= What you have to do =
Return the data below exactly as given, except for the images.

Entries from a dataset of interfaces:

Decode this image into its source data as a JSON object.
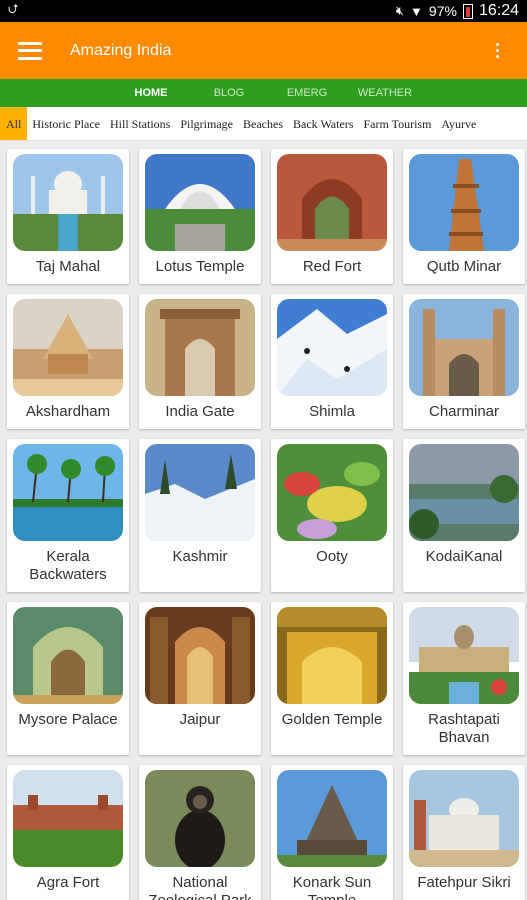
{
  "status": {
    "battery": "97%",
    "time": "16:24",
    "usb_icon": "usb-icon",
    "mute_icon": "mute-icon",
    "wifi_icon": "wifi-icon"
  },
  "appbar": {
    "title": "Amazing India",
    "menu_icon": "hamburger-icon",
    "overflow_icon": "more-vert-icon"
  },
  "tabs": [
    {
      "label": "HOME",
      "active": true
    },
    {
      "label": "BLOG"
    },
    {
      "label": "EMERG"
    },
    {
      "label": "WEATHER"
    }
  ],
  "categories": [
    "All",
    "Historic Place",
    "Hill Stations",
    "Pilgrimage",
    "Beaches",
    "Back Waters",
    "Farm Tourism",
    "Ayurve"
  ],
  "places": [
    {
      "label": "Taj Mahal"
    },
    {
      "label": "Lotus Temple"
    },
    {
      "label": "Red Fort"
    },
    {
      "label": "Qutb Minar"
    },
    {
      "label": "Akshardham"
    },
    {
      "label": "India Gate"
    },
    {
      "label": "Shimla"
    },
    {
      "label": "Charminar"
    },
    {
      "label": "Kerala Backwaters"
    },
    {
      "label": "Kashmir"
    },
    {
      "label": "Ooty"
    },
    {
      "label": "KodaiKanal"
    },
    {
      "label": "Mysore Palace"
    },
    {
      "label": "Jaipur"
    },
    {
      "label": "Golden Temple"
    },
    {
      "label": "Rashtapati Bhavan"
    },
    {
      "label": "Agra Fort"
    },
    {
      "label": "National Zoological Park"
    },
    {
      "label": "Konark Sun Temple"
    },
    {
      "label": "Fatehpur Sikri"
    }
  ],
  "colors": {
    "appbar": "#ff8a00",
    "tabs": "#2e9e1f",
    "chip_active": "#ffb300"
  }
}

= Task response =
Decode this image into its source data as a JSON object.
{
  "status": {
    "battery": "97%",
    "time": "16:24",
    "usb_icon": "usb-icon",
    "mute_icon": "mute-icon",
    "wifi_icon": "wifi-icon"
  },
  "appbar": {
    "title": "Amazing India",
    "menu_icon": "hamburger-icon",
    "overflow_icon": "more-vert-icon"
  },
  "tabs": [
    {
      "label": "HOME",
      "active": true
    },
    {
      "label": "BLOG"
    },
    {
      "label": "EMERG"
    },
    {
      "label": "WEATHER"
    }
  ],
  "categories": [
    "All",
    "Historic Place",
    "Hill Stations",
    "Pilgrimage",
    "Beaches",
    "Back Waters",
    "Farm Tourism",
    "Ayurve"
  ],
  "places": [
    {
      "label": "Taj Mahal"
    },
    {
      "label": "Lotus Temple"
    },
    {
      "label": "Red Fort"
    },
    {
      "label": "Qutb Minar"
    },
    {
      "label": "Akshardham"
    },
    {
      "label": "India Gate"
    },
    {
      "label": "Shimla"
    },
    {
      "label": "Charminar"
    },
    {
      "label": "Kerala Backwaters"
    },
    {
      "label": "Kashmir"
    },
    {
      "label": "Ooty"
    },
    {
      "label": "KodaiKanal"
    },
    {
      "label": "Mysore Palace"
    },
    {
      "label": "Jaipur"
    },
    {
      "label": "Golden Temple"
    },
    {
      "label": "Rashtapati Bhavan"
    },
    {
      "label": "Agra Fort"
    },
    {
      "label": "National Zoological Park"
    },
    {
      "label": "Konark Sun Temple"
    },
    {
      "label": "Fatehpur Sikri"
    }
  ],
  "colors": {
    "appbar": "#ff8a00",
    "tabs": "#2e9e1f",
    "chip_active": "#ffb300"
  }
}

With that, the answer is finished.